According to National eXtension Family Food and Fitness, physical exercise, on the other hand, is physical activity that is planned, structured, and involves repetitive bodily movement with the intent of improving or sustaining a physical fitness level. Just about anyone can do some type of physical exercise, age does not have to be an issue. You can still find ways to stay active and take it at your own pace. You don’t need to go to the gym or purchase expensive workout equipment. The important thing is to be sure you include both physical activity and physical exercise into your day.
Finding exercises that you enjoy doing will make it seem more like fun, and less like work. Trying to incorporate four types of exercise (endurance, strength, balance and flexibility) into your planned routine will help to achieve ideal benefits. For example, brisk walking, riding a bike, swimming, or even dancing can be great ways to get physical exercise and build endurance. Try out a community class on Yoga for seniors or Tai Chi. Both of these types of physical exercise can help with flexibility, balance and strength. Michigan State University Extension provides a class called Matter of Balance that is designed to increase strength and balance. Group classes such as these are also a great way to stay socially active!

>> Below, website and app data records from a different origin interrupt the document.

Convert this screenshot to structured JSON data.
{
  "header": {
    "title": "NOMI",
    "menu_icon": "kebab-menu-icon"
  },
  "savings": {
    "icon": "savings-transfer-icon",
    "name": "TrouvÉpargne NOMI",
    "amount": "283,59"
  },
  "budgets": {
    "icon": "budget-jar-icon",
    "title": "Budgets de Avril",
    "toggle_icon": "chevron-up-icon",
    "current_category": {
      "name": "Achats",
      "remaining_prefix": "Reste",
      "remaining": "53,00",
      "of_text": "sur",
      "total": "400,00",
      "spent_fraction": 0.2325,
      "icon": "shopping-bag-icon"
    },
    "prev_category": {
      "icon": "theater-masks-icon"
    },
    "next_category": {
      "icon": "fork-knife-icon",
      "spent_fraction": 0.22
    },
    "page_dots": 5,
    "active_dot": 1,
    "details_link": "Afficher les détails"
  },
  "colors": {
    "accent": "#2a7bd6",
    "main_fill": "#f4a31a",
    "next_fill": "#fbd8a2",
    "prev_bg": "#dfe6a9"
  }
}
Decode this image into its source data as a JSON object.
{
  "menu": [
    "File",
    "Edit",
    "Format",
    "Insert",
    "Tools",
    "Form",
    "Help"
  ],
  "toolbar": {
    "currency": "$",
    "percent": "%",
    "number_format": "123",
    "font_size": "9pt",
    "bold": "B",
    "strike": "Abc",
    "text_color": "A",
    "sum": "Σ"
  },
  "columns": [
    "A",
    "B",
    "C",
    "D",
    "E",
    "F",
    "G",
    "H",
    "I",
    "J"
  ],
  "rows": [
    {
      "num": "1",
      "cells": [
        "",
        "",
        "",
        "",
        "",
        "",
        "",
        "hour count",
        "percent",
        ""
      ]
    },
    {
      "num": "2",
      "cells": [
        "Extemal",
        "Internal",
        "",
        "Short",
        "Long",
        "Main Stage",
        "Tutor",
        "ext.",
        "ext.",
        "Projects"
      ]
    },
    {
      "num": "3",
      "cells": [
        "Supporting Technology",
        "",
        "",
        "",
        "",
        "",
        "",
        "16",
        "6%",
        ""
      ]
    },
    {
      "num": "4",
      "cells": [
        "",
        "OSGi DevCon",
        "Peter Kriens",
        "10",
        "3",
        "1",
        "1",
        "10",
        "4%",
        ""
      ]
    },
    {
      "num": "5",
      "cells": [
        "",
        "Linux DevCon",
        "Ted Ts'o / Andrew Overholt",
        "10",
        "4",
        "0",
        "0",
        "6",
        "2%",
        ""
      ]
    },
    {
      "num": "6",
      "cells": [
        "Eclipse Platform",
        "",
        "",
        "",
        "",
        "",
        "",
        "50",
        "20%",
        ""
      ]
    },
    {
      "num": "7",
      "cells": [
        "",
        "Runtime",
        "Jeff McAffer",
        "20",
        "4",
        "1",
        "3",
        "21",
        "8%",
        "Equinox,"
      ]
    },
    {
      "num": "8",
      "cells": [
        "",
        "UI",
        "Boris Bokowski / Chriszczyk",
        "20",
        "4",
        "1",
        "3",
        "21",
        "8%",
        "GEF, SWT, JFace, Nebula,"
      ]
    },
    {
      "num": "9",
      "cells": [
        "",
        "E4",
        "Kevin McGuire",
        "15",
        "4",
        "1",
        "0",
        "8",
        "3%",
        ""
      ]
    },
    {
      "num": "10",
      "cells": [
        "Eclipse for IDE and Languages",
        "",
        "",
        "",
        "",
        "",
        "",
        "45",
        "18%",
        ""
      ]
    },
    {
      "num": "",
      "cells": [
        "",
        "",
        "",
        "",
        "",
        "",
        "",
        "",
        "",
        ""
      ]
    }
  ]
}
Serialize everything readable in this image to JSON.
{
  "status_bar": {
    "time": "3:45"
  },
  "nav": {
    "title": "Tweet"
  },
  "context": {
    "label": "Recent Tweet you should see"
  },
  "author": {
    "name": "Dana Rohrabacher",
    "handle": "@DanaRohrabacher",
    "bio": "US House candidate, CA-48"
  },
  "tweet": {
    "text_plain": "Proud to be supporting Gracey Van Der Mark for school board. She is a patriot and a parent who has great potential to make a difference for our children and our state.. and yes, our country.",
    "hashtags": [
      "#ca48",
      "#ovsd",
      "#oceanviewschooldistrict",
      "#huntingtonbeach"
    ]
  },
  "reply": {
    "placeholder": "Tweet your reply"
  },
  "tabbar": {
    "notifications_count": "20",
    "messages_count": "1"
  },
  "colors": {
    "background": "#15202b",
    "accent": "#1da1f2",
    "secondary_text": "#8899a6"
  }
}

While it is important to be physically active and have a planned exercise routine, it is necessary to do so safely. Start slow, especially if you haven’t been active in a while. Don’t hold your breath during strength exercises, breathe out as you lift something and breathe in as you relax. Use safety equipment, such as a helmet when riding a bike. Be sure to drink plenty of fluids while exercising. Always bend forward from the hips, not the waist and be sure to warm up your muscles before you stretch.
Exercise should make you feel better, not worse. If you feel pain or extreme tiredness, you may be overdoing it. It is important to remember to check with your doctor before beginning any exercise regimen.
According to National Institute on Aging getting active, staying active and incorporating daily physical exercise can help to:
- Keep and improve strength
- Give you more energy
- Improve your balance
- Delay or even prevent chronic diseases like heart disease, diabetes and osteoporosis
- Help you manage stress and even improve your mood
Talk to your doctor to make sure you are healthy enough to start an exercise routine, and then find one that works best for you and your health. You will feel better physically, socially and emotionally.